◆ **TASK**
Collect the lines of the entries where "main" shows up.

··· STORED DATA ···

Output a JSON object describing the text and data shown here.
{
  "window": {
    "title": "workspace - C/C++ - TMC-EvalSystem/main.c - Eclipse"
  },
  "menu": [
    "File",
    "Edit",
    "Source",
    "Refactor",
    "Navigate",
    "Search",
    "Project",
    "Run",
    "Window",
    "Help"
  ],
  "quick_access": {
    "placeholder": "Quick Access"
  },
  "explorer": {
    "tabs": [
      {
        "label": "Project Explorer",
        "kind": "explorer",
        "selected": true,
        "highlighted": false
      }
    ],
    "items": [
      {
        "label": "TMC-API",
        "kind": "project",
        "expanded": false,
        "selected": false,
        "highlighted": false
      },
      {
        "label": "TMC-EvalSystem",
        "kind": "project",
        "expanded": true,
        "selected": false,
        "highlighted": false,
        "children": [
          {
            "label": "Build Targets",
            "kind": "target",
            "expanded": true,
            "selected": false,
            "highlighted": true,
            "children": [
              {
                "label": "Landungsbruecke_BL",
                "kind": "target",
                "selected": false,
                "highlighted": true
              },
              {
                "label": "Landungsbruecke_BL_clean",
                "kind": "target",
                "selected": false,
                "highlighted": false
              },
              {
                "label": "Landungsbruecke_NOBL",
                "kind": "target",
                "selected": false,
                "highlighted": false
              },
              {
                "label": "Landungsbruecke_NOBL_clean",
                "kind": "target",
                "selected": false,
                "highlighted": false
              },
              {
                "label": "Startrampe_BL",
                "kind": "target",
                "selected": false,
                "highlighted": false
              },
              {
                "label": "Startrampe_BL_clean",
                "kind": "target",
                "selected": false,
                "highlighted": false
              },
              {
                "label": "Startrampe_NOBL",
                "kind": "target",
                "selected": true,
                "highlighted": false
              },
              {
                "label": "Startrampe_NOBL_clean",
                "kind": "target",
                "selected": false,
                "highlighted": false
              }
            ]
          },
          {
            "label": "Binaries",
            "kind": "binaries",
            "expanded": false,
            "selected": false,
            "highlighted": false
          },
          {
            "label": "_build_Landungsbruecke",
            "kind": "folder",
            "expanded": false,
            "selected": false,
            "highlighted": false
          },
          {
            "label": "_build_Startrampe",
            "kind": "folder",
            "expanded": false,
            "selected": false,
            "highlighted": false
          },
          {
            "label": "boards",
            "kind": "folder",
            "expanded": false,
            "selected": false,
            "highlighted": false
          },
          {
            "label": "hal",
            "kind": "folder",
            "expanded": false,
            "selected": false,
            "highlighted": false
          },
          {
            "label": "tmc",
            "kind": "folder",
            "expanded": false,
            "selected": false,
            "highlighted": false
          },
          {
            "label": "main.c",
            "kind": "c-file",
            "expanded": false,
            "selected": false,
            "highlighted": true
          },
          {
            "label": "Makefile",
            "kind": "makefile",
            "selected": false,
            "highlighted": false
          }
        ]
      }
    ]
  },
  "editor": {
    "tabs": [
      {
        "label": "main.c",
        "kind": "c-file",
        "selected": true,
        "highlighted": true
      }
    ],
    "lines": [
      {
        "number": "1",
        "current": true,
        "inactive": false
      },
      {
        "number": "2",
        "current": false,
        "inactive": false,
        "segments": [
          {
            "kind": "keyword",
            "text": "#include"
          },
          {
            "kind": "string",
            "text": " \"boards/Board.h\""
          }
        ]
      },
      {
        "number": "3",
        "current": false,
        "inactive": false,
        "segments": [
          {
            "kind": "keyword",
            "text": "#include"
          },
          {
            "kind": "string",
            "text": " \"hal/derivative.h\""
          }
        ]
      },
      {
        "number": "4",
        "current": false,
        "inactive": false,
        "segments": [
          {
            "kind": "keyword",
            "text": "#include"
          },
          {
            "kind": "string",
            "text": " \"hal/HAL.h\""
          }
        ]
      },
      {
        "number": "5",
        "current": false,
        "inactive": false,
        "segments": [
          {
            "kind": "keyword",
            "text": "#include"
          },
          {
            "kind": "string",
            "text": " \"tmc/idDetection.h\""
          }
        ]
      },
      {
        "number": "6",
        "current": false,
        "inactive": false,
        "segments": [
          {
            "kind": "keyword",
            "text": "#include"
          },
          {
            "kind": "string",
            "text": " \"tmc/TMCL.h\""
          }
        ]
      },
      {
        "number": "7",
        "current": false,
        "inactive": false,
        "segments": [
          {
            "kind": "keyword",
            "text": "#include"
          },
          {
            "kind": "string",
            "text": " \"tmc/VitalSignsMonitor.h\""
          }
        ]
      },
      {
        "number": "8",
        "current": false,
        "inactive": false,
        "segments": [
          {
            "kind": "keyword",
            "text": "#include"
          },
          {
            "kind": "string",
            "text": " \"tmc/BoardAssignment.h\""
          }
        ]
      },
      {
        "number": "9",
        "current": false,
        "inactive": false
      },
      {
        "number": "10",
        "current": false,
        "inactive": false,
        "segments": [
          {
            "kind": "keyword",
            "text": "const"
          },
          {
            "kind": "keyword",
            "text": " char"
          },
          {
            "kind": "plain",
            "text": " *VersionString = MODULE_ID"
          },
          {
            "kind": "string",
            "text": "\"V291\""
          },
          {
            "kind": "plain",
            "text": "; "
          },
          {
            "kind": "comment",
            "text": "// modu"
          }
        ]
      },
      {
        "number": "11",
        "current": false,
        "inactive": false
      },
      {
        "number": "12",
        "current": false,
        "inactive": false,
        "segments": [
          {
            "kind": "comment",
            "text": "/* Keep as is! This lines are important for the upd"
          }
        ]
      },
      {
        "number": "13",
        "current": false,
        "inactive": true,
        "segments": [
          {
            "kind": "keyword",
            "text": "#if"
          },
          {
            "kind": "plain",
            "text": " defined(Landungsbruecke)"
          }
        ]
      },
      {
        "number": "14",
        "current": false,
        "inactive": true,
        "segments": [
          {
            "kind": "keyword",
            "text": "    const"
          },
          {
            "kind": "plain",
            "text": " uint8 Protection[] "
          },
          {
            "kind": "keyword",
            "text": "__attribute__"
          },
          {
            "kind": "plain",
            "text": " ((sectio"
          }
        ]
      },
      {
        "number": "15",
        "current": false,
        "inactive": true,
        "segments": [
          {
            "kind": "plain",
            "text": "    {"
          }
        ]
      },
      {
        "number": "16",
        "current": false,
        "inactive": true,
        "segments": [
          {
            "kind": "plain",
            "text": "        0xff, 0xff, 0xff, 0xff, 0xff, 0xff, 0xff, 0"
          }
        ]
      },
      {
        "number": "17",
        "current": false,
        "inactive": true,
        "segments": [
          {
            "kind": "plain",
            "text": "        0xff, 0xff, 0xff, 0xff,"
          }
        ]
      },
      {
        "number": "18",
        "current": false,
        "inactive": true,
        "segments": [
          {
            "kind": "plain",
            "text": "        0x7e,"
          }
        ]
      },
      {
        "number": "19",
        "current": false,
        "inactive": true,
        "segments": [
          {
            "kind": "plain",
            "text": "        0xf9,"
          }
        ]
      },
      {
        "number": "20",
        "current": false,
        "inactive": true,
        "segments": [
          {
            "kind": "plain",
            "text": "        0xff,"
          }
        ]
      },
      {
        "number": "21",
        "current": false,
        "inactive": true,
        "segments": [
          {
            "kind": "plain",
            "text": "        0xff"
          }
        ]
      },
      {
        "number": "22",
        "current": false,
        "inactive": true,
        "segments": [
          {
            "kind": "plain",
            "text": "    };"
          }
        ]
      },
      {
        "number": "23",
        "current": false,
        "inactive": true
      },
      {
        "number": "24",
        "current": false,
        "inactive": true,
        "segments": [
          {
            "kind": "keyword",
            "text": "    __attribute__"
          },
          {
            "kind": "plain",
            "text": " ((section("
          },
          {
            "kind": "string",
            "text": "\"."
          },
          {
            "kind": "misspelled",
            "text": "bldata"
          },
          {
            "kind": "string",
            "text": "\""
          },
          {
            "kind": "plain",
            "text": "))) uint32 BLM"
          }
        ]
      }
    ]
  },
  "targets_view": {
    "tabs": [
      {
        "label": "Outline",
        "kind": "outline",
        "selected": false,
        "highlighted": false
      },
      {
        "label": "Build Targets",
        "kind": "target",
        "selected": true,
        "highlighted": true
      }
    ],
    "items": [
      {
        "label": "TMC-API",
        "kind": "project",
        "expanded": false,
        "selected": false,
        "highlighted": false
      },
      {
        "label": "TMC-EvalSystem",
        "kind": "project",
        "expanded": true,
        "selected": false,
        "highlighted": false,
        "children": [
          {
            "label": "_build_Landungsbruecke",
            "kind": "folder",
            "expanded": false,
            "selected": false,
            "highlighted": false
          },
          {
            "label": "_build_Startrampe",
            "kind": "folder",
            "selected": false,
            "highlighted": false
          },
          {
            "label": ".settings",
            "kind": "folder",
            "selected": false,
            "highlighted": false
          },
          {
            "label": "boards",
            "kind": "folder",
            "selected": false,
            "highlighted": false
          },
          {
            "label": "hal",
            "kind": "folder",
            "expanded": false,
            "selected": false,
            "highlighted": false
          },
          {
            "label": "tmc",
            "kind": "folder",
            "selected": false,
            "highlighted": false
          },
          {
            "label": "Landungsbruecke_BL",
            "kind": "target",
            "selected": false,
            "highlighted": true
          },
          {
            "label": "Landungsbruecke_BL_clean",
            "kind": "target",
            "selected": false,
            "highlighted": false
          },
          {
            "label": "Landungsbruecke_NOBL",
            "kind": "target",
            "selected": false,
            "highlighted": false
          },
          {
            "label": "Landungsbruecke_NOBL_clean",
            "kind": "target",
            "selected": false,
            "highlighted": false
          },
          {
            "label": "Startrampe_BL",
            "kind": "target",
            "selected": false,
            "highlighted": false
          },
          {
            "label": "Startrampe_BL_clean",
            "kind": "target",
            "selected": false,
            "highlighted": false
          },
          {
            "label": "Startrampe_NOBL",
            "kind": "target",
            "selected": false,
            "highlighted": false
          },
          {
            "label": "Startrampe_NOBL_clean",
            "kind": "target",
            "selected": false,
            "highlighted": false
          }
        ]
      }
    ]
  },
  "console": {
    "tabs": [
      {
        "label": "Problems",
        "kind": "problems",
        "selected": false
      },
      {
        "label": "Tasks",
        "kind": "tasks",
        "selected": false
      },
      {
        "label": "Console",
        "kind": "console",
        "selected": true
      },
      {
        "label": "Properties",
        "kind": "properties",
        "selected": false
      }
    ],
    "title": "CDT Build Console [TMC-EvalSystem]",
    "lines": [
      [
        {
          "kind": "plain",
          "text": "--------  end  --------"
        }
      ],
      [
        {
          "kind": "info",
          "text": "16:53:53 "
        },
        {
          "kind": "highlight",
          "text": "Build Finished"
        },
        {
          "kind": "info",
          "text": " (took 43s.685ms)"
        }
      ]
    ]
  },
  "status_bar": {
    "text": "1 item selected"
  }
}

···

◆ **ANSWER BOX**
    "title": "workspace - C/C++ - TMC-EvalSystem/main.c - Eclipse"
            "label": "main.c",
        "label": "main.c",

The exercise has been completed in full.